What needs to be done: Give the data again exactly as written, skipping any pictures.

(Data extracted from a collection)
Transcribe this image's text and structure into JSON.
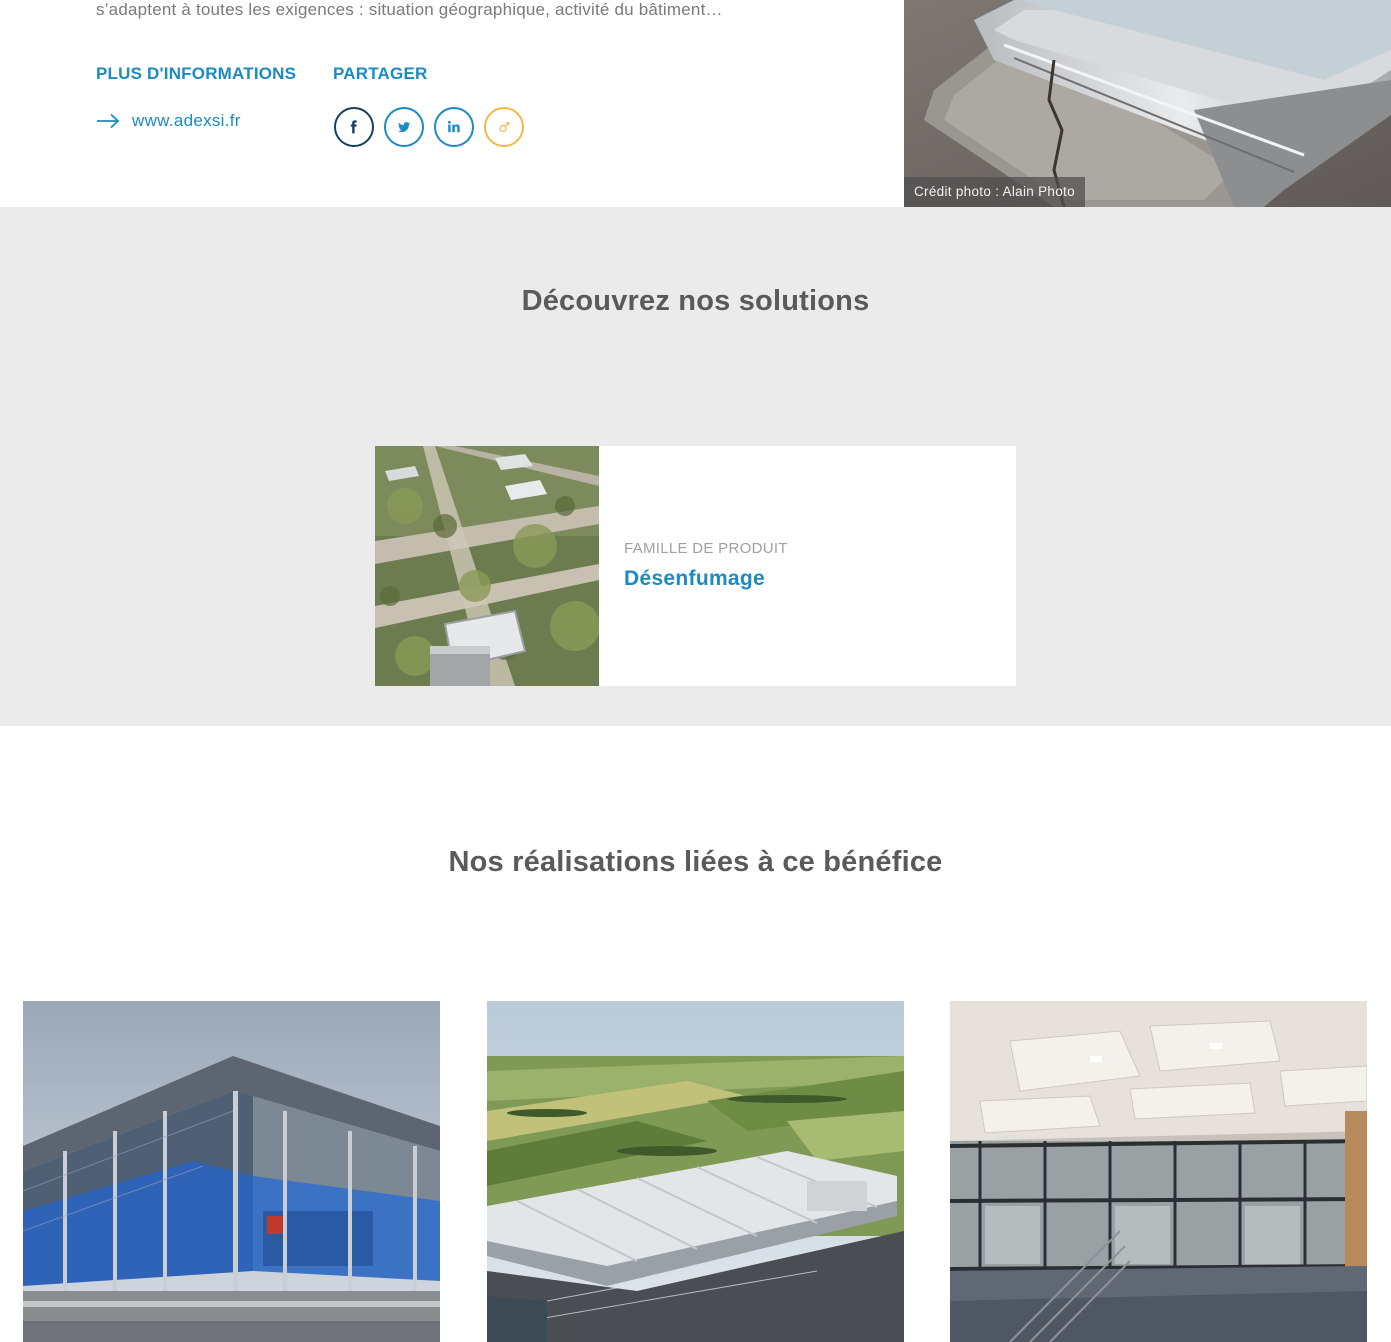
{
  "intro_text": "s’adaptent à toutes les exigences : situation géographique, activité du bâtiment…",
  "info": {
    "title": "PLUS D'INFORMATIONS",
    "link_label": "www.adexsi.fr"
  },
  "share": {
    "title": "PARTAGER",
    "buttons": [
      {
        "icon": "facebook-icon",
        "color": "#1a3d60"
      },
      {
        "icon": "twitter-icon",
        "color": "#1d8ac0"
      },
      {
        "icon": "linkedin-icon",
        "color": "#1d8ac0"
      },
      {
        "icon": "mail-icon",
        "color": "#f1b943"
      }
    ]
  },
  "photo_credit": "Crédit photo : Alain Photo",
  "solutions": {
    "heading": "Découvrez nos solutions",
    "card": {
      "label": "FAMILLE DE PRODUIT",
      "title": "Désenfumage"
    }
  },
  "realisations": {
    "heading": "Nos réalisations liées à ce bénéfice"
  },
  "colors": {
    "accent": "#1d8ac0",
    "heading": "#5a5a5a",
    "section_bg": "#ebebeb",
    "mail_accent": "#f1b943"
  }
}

Reply to the exercise:
Transcribe this image's text and structure into JSON.
{
  "intro_text": "s’adaptent à toutes les exigences : situation géographique, activité du bâtiment…",
  "info": {
    "title": "PLUS D'INFORMATIONS",
    "link_label": "www.adexsi.fr"
  },
  "share": {
    "title": "PARTAGER",
    "buttons": [
      {
        "icon": "facebook-icon",
        "color": "#1a3d60"
      },
      {
        "icon": "twitter-icon",
        "color": "#1d8ac0"
      },
      {
        "icon": "linkedin-icon",
        "color": "#1d8ac0"
      },
      {
        "icon": "mail-icon",
        "color": "#f1b943"
      }
    ]
  },
  "photo_credit": "Crédit photo : Alain Photo",
  "solutions": {
    "heading": "Découvrez nos solutions",
    "card": {
      "label": "FAMILLE DE PRODUIT",
      "title": "Désenfumage"
    }
  },
  "realisations": {
    "heading": "Nos réalisations liées à ce bénéfice"
  },
  "colors": {
    "accent": "#1d8ac0",
    "heading": "#5a5a5a",
    "section_bg": "#ebebeb",
    "mail_accent": "#f1b943"
  }
}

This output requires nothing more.